It started well enough – the three of us on stage, ready to fulfil the cliché and sing our way to becoming school legends. I feel al-ah-ah-ah-ive! Heads snapped upwards, arms shuddering up in true Freddie fashion. Why didn’t I borrow the caretaker’s hoover? It’s too late now.
Time to surprise them with our range: Floatin’ around in ectasyyyyyy… and cue plinking piano chords. Where the f*ck are the plinking piano chords?! Dropping our shoulders one by one, then performing jaunty hip actions to the main chorus lines, I watch the pianist shrug his shoulders then just casually step away from his stool. The utter bastard. ‘Cause I’m havin’ a good time, havin’ a good time!
My mic cuts out with a hiss and I shoot a look at our drama teacher in the wings. She shuffles her hands at me like a dog burying it’s own excrement. No matter, I can deliver on the volume front. A cardboard cut-out shooting star, lovingly handcrafted just an hour before, rattles across the stage.
The routine speeds up. A manic swish of arms follows the racing car as it zooms by – there really is no stopping us now.
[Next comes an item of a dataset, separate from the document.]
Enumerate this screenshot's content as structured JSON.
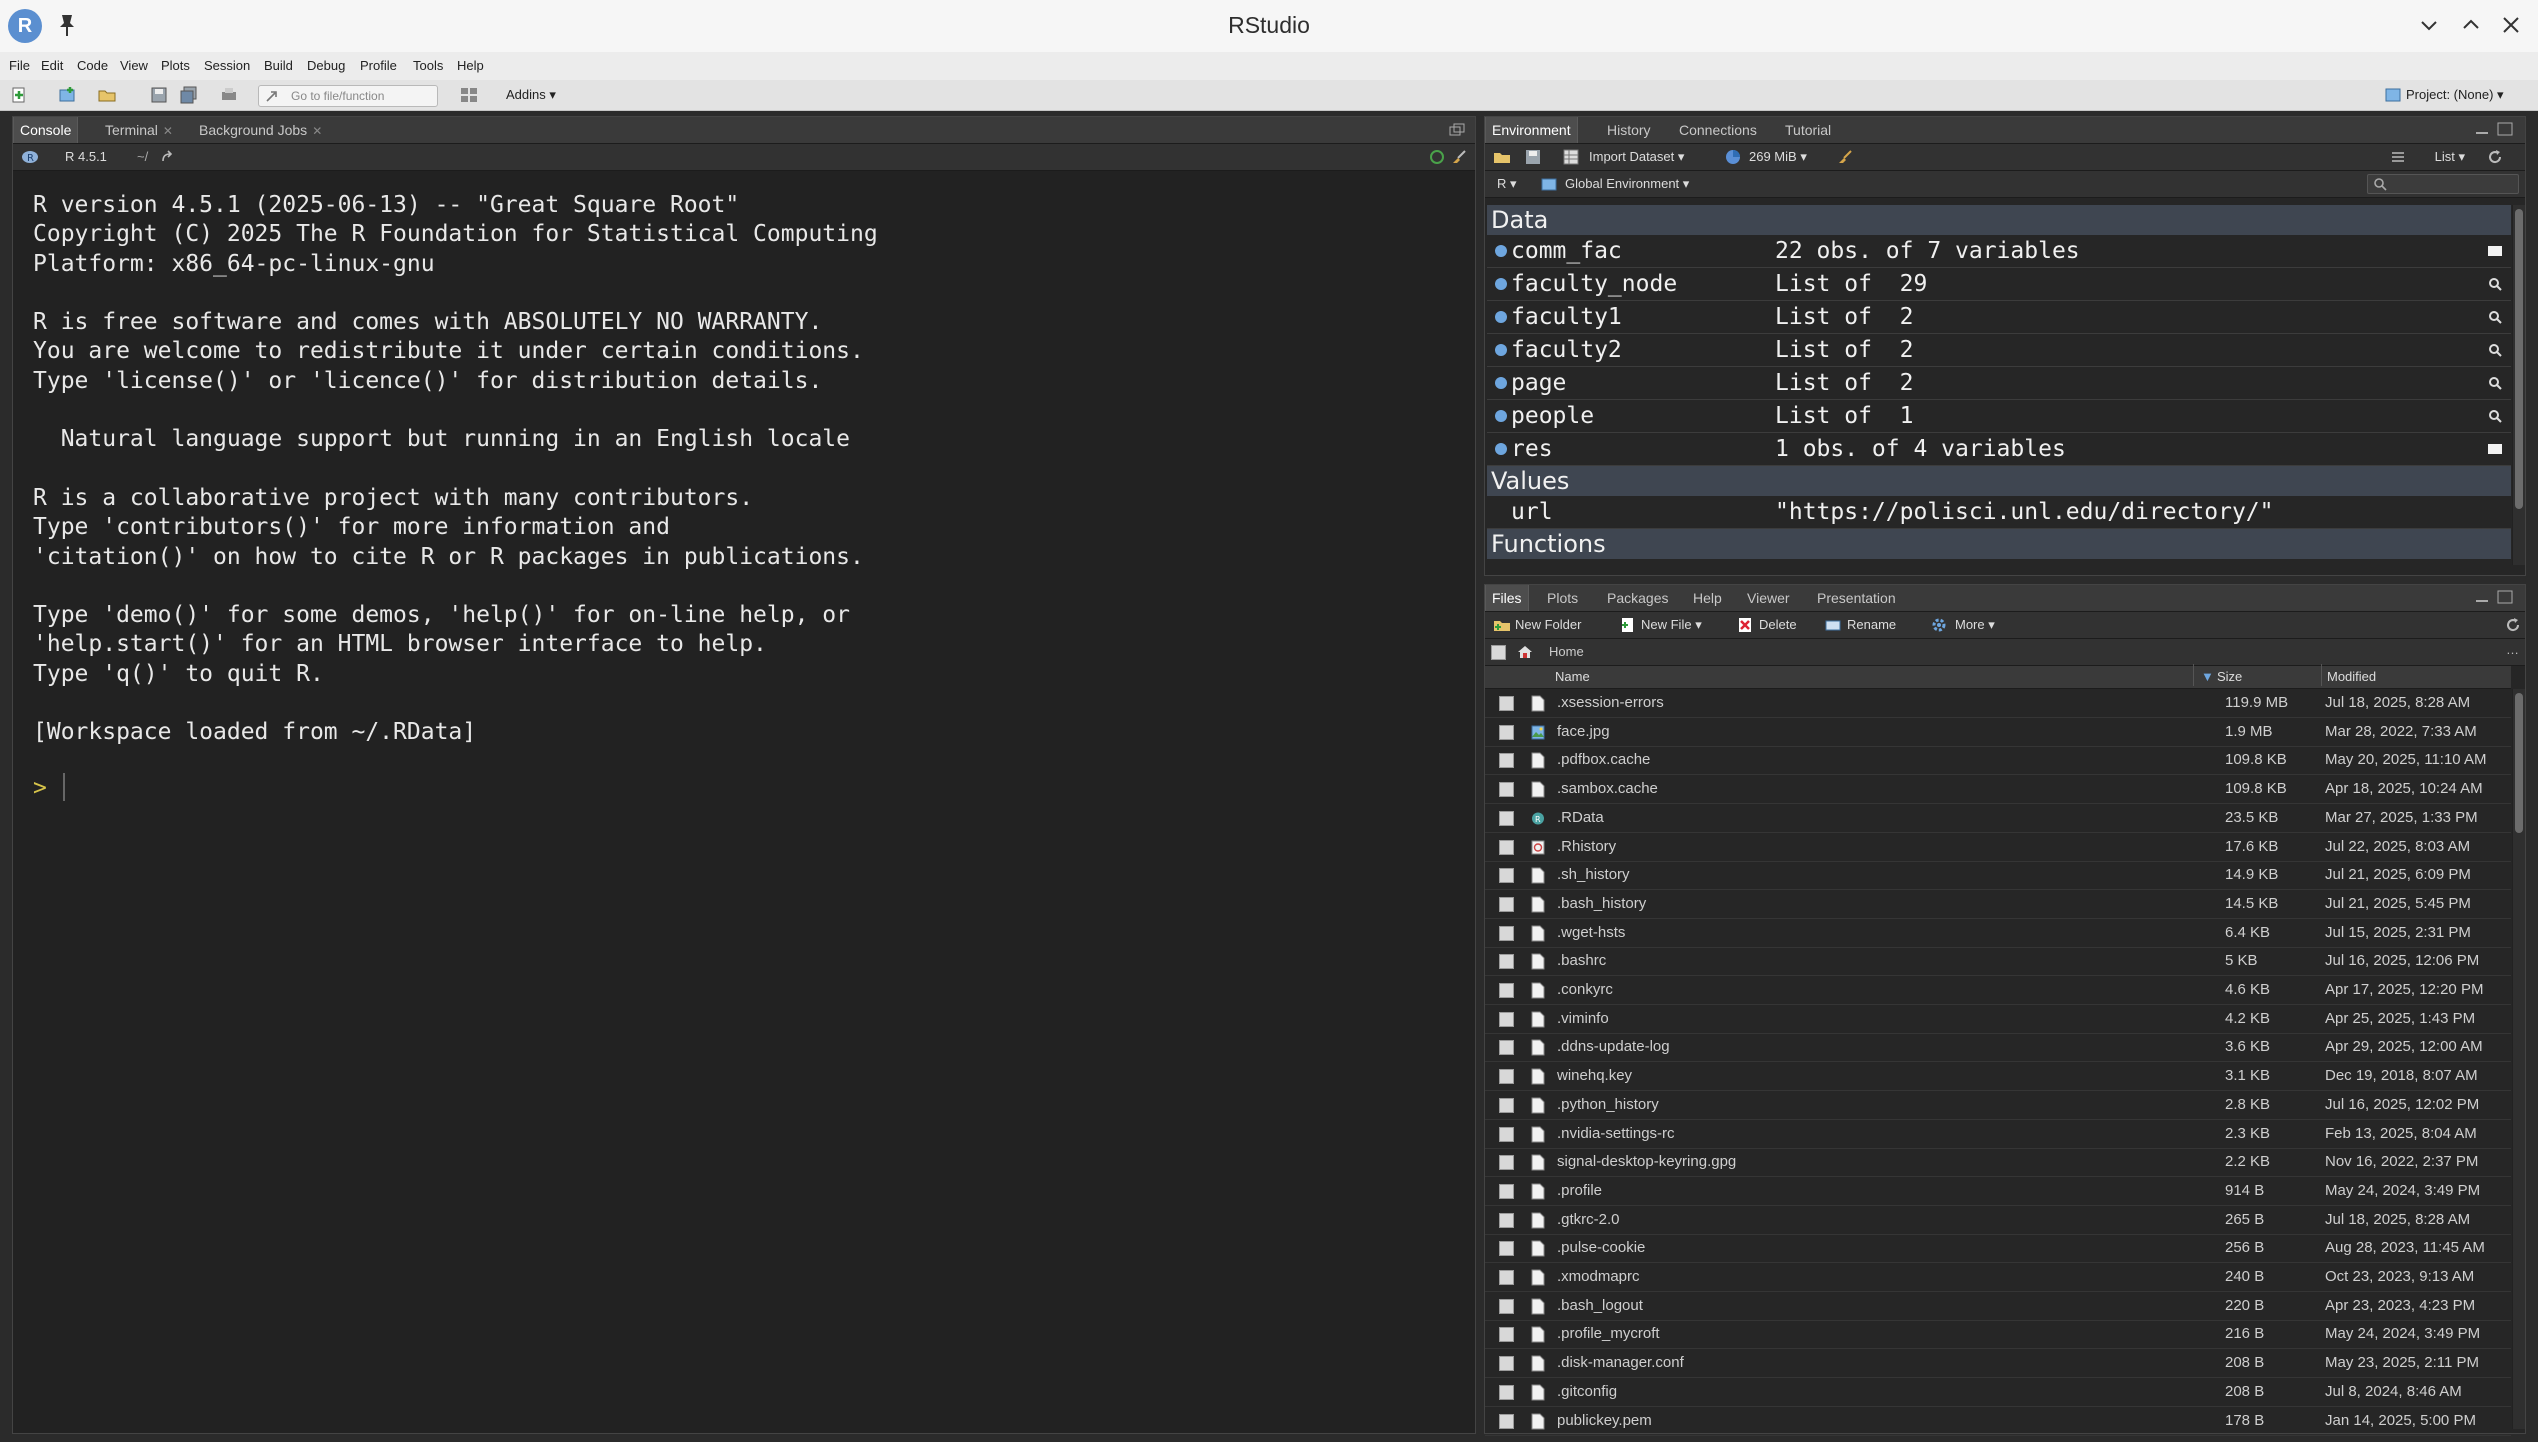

It’s certainly getting warmer as we lick our fingers and emulate steam coming off our rears: Two hundred degrees that’s why they call us Missus Fahrenheit!’ We hope the audience appreciate that, despite the comic tashes hanging off our faces.
I wanna make a supersonic woman of youuuu. We sweep the room with pointing fingers a lá Grease, and the crowd is spellbound. We embrace the gaudiness, throwing a beach ball across the stage to show that we were indeed having a ball, and resorting to ringing phones made of our own hands to encourage the audience to give us a call.
Yet there be mutiny in the ranks. During the ‘oohs’ my co-stars suggest legging it off stage – slightly impractical given that I’m on crutches. Instead, I repeat the phrase ‘good time’ to instil confidence into my dissenters, then hastily beckon our saviour to the fore.
It was time for the guitar solo. The strong tinny ‘dowww’ noise is all we need to stay in the game. We dance/hop around him as if he is a totem pole to be worshipped. Our heavy ragged breaths are lost under his stretching and staggered notes. His long ginger hair sways over his face as he pulses higher and higher, before inevitably dropping us back in the room.
We burn our way to the end, and are shuffled off-stage before we can finish all the dreamy ‘la la laaaahhhhs’ that Queen would have wanted. The compère slides me my crutches before introducing the next act: ‘And now for someone who can sing!’.
We were memorialised in our Year Book under the title ‘Please Stop Me Now.’
Watch the proper version here: http://youtu.be/HgzGwKwLmgM